Prune Nourry’s new work, on view in Manhattan’s meatpacking district, is a tribute to women like herself who have battled breast cancer.
A Seattle man agreed to watch over his grandfather’s artworks. They were not acclaimed or even known, but this was more about the promise than the art.
An exhibition at the Smithsonian’s National Museum of African American History and Culture captures what Oprah Winfrey and her TV show have meant.
As museums groan under costly expansions, the Institute of Contemporary Art, Boston, found a modest alternative a ferry ride across the harbor.
A large sculpture of a “heroin spoon” was placed in front of Purdue Pharma headquarters, an emblem of what critics say is its role in the opioid crisis.

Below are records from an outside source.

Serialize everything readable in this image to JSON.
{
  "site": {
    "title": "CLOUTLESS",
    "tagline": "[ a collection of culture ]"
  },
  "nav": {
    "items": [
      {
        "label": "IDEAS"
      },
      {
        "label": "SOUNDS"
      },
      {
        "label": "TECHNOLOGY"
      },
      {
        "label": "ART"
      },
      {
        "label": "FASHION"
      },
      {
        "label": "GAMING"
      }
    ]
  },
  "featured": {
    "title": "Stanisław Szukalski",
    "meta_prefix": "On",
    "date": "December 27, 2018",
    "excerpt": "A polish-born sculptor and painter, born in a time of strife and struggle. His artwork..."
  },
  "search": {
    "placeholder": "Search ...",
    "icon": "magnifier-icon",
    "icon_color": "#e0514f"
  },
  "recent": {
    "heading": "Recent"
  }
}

Despite the prominence of photography and fashion in the cultural conversation, they remain marginalized in some museums. The Getty hopes to change that.

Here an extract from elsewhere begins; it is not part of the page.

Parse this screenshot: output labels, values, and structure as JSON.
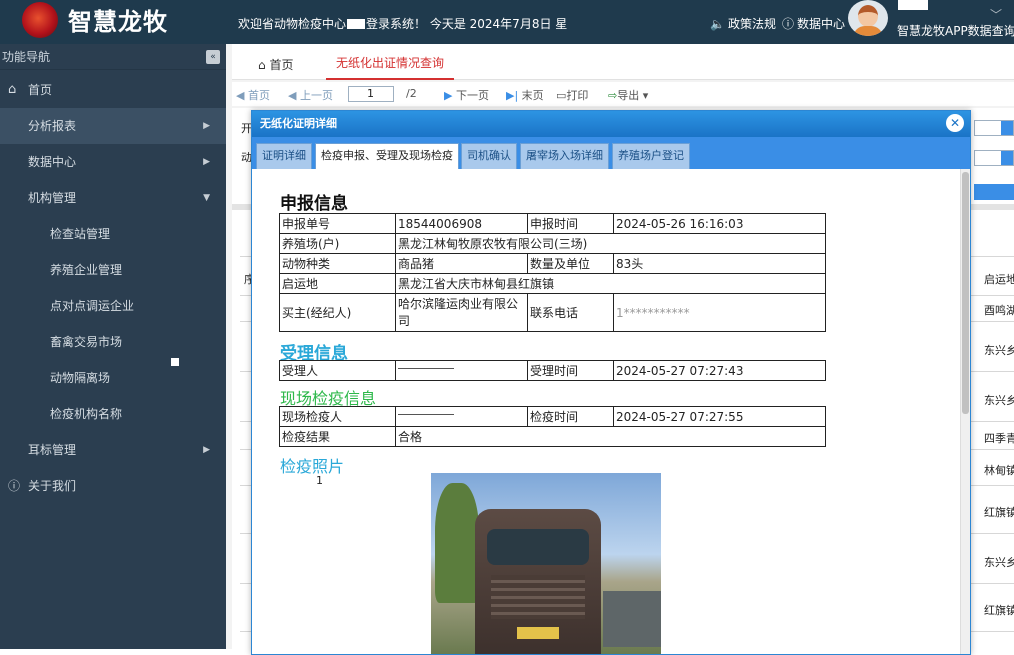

In the National Gallery of Art’s major survey of Cézanne’s stirring, troubling portraits, he treats family and friends with affectionate digs.
At the New Museum, Thomas Bayrle’s world of units, patterns, machines and pixelation merging with nature takes shape in a career-spanning survey.

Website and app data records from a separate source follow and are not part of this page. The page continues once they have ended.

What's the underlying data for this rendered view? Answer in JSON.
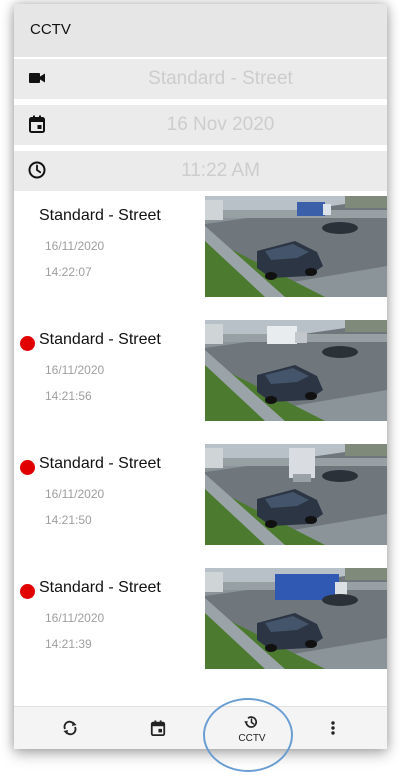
{
  "app": {
    "title": "CCTV"
  },
  "filters": {
    "camera": {
      "icon": "videocam-icon",
      "value": "Standard - Street"
    },
    "date": {
      "icon": "calendar-icon",
      "value": "16 Nov 2020"
    },
    "time": {
      "icon": "clock-icon",
      "value": "11:22 AM"
    }
  },
  "events": [
    {
      "title": "Standard - Street",
      "date": "16/11/2020",
      "time": "14:22:07",
      "unread": false,
      "thumbnail": "street-camera-snapshot"
    },
    {
      "title": "Standard - Street",
      "date": "16/11/2020",
      "time": "14:21:56",
      "unread": true,
      "thumbnail": "street-camera-snapshot"
    },
    {
      "title": "Standard - Street",
      "date": "16/11/2020",
      "time": "14:21:50",
      "unread": true,
      "thumbnail": "street-camera-snapshot"
    },
    {
      "title": "Standard - Street",
      "date": "16/11/2020",
      "time": "14:21:39",
      "unread": true,
      "thumbnail": "street-camera-snapshot"
    }
  ],
  "nav": {
    "refresh_icon": "refresh-icon",
    "calendar_icon": "calendar-icon",
    "cctv_icon": "history-icon",
    "cctv_label": "CCTV",
    "more_icon": "more-vert-icon"
  },
  "colors": {
    "unread_dot": "#e10000",
    "appbar": "#e6e6e6",
    "highlight_ring": "#6a9ed3"
  }
}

Eight artists found new ways to see after learning they had macular degeneration. “Nothing to lose is a kind of new freedom,” says one of them.
At the Guggenheim, Shaun Leonardo encouraged those on all sides of the gun control issue to find common ground with their opponents, by connecting physically.